For the I/O performance measurement, I use a simple `dd` command.

Default Performance
-------------------

    [dom0]# echo 1024 >  /sys/module/xen_blkback/parameters/max_buffer_pages
    [instance]$ for i in {1..5}; do dd if=/dev/zero of=file bs=4k count=$((256*512)); sync; done
    131072+0 records in
    131072+0 records out
    536870912 bytes (537 MB) copied, 11.7257 s, 45.8 MB/s
    131072+0 records in
    131072+0 records out
    536870912 bytes (537 MB) copied, 13.8827 s, 38.7 MB/s
    131072+0 records in
    131072+0 records out
    536870912 bytes (537 MB) copied, 13.8781 s, 38.7 MB/s
    131072+0 records in
    131072+0 records out
    536870912 bytes (537 MB) copied, 13.8737 s, 38.7 MB/s
    131072+0 records in
    131072+0 records out
    536870912 bytes (537 MB) copied, 13.8702 s, 38.7 MB/s

Worst-case Performance
----------------------

    [dom0]# echo 0 >  /sys/module/xen_blkback/parameters/max_buffer_pages
    [instance]$ for i in {1..5}; do dd if=/dev/zero of=file bs=4k count=$((256*512)); sync; done
    131072+0 records in
    131072+0 records out
    536870912 bytes (537 MB) copied, 11.7257 s, 45.8 MB/s
    131072+0 records in
    131072+0 records out
    536870912 bytes (537 MB) copied, 13.878 s, 38.7 MB/s
    131072+0 records in
    131072+0 records out
    536870912 bytes (537 MB) copied, 13.8746 s, 38.7 MB/s
    131072+0 records in
    131072+0 records out
    536870912 bytes (537 MB) copied, 13.8786 s, 38.7 MB/s
    131072+0 records in
    131072+0 records out
    536870912 bytes (537 MB) copied, 13.8749 s, 38.7 MB/s

In short, even worst case aggressive pools shrinking makes no visible
performance degradation.  I think this is due to the slow speed of the
I/O.  In other words, the additional page allocation overhead is hidden
under the much slower I/O time.

SeongJae Park (2):
  xen/blkback: Aggressively shrink page pools if a memory pressure is
    detected
  blkback: Add a module parameter for aggressive pool shrinking duration

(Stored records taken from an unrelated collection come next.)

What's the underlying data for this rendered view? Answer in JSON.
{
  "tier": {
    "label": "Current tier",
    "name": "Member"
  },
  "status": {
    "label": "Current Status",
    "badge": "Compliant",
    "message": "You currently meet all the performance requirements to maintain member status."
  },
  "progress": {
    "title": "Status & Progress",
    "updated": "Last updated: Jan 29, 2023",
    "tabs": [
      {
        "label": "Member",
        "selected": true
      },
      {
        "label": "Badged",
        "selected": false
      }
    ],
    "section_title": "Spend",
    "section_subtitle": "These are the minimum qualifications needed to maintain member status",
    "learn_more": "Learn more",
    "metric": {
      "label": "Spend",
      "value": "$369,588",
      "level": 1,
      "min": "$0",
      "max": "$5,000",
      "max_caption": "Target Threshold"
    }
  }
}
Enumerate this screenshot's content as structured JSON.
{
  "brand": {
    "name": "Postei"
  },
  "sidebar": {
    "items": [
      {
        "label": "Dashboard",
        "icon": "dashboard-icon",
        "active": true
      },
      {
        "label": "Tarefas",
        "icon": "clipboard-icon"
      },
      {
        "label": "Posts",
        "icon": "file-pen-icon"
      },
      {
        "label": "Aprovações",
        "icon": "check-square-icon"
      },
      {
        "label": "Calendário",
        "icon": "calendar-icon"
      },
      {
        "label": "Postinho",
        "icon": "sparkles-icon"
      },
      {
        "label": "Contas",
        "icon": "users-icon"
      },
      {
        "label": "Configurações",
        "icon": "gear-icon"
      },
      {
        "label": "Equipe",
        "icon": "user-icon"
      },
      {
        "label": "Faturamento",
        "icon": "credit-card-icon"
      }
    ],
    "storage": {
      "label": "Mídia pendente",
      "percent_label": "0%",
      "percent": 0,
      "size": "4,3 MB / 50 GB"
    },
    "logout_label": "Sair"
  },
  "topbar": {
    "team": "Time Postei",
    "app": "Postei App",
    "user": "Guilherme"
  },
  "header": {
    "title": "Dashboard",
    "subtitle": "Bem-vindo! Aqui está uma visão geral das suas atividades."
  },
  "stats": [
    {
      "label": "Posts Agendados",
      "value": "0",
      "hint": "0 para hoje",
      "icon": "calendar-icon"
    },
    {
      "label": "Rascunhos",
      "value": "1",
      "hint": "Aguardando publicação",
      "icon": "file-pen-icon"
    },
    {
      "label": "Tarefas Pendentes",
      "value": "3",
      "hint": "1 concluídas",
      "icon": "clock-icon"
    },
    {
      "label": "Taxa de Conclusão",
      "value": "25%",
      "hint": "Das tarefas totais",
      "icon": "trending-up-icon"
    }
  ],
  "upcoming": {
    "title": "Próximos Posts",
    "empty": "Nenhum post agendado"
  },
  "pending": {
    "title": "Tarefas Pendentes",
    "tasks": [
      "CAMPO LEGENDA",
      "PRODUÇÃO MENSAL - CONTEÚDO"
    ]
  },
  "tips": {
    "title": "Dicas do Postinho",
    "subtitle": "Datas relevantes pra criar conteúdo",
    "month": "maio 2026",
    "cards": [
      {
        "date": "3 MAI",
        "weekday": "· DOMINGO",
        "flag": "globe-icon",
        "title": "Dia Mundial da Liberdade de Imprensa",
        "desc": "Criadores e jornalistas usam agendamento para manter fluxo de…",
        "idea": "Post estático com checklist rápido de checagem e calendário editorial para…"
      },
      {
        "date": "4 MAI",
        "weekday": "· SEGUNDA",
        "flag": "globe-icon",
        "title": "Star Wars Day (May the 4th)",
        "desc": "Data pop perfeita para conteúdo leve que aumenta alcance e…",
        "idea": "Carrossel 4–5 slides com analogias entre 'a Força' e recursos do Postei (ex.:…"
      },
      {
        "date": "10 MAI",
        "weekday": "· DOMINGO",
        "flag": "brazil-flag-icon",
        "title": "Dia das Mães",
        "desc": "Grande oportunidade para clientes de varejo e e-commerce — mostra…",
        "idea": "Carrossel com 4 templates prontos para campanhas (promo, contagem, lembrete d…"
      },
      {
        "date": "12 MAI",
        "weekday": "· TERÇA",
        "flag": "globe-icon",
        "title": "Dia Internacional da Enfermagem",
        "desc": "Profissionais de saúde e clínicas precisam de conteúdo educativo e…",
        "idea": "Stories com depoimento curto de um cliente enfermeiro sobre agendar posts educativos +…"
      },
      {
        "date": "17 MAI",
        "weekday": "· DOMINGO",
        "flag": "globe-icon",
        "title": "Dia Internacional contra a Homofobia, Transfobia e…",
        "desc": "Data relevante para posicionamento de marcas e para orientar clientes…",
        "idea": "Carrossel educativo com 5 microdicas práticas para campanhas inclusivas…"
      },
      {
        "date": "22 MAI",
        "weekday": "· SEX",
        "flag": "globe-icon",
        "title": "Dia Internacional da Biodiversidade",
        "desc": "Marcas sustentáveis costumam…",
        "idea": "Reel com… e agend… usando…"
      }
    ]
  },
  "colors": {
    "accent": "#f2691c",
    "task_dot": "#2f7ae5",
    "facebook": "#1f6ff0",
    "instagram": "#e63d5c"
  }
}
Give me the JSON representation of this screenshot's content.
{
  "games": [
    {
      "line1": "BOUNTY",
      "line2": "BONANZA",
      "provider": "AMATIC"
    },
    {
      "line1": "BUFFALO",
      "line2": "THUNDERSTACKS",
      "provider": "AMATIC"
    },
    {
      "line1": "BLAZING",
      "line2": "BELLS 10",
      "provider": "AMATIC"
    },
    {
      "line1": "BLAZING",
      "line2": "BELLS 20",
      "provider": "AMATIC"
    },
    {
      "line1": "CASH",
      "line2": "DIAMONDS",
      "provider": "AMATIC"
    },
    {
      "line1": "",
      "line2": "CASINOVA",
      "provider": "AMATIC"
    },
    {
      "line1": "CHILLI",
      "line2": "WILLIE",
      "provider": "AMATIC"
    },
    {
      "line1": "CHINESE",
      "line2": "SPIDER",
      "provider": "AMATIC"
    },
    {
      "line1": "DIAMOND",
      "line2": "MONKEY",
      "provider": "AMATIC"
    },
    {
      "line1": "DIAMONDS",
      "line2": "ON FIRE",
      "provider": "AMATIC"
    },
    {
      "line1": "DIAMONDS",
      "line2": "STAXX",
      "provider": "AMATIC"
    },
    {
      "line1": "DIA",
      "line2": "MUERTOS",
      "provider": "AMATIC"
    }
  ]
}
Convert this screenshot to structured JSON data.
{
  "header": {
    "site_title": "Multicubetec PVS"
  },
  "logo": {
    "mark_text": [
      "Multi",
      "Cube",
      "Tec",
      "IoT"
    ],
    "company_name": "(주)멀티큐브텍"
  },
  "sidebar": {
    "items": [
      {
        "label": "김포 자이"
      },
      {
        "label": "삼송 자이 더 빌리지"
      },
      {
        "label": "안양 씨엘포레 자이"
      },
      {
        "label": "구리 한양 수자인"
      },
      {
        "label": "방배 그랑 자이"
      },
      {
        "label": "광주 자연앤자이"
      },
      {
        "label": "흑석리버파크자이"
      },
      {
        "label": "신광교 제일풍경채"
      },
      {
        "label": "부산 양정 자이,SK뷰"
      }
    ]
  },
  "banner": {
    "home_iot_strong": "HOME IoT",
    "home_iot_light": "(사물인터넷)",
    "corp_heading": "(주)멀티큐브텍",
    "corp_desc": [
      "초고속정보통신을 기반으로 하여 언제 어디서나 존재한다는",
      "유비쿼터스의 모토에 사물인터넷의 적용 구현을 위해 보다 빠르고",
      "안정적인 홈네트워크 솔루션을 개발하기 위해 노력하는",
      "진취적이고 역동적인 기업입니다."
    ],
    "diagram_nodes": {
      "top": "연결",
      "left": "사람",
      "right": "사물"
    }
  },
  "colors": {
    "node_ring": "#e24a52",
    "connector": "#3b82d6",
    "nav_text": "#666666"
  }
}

 drivers/block/xen-blkback/blkback.c | 35 +++++++++++++++++++++++++++--
 1 file changed, 33 insertions(+), 2 deletions(-)

-- 
2.17.1


             reply index

Thread overview: 5+ messages / expand[flat|nested]  mbox.gz  Atom feed  top
2019-12-04 11:34 SeongJae Park [this message]
2019-12-04 11:34 ` [PATCH 1/2] " SeongJae Park
2019-12-04 11:34 ` [PATCH 2/2] blkback: Add a module parameter for aggressive pool shrinking duration SeongJae Park
2019-12-04 11:52 ` [Xen-devel] [PATCH 0/2] xen/blkback: Aggressively shrink page pools if a memory pressure is detected Durrant, Paul
2019-12-04 12:09   ` sjpark

Reply instructions:

You may reply publically to this message via plain-text email
using any one of the following methods:

* Save the following mbox file, import it into your mail client,
  and reply-to-all from there: mbox

  Avoid top-posting and favor interleaved quoting:
  https://en.wikipedia.org/wiki/Posting_style#Interleaved_style

* Reply using the --to, --cc, and --in-reply-to
  switches of git-send-email(1):

  git send-email \
    --in-reply-to=20191204113419.2298-1-sjpark@amazon.com \
    --to=sjpark@amazon.com \
    --cc=axboe@kernel.dk \
    --cc=konrad.wilk@oracle.com \
    --cc=linux-block@vger.kernel.org \
    --cc=linux-kernel@vger.kernel.org \
    --cc=roger.pau@citrix.com \
    --cc=sj38.park@gmail.com \
    --cc=xen-devel@lists.xenproject.org \
    /path/to/YOUR_REPLY

  https://kernel.org/pub/software/scm/git/docs/git-send-email.html

* If your mail client supports setting the In-Reply-To header
  via mailto: links, try the mailto: link

Linux-Block Archive on lore.kernel.org

Archives are clonable:
	git clone --mirror https://lore.kernel.org/linux-block/0 linux-block/git/0.git

	# If you have public-inbox 1.1+ installed, you may
	# initialize and index your mirror using the following commands:
	public-inbox-init -V2 linux-block linux-block/ https://lore.kernel.org/linux-block \
		linux-block@vger.kernel.org
	public-inbox-index linux-block

Example config snippet for mirrors

Newsgroup available over NNTP:
	nntp://nntp.lore.kernel.org/org.kernel.vger.linux-block


AGPL code for this site: git clone https://public-inbox.org/public-inbox.git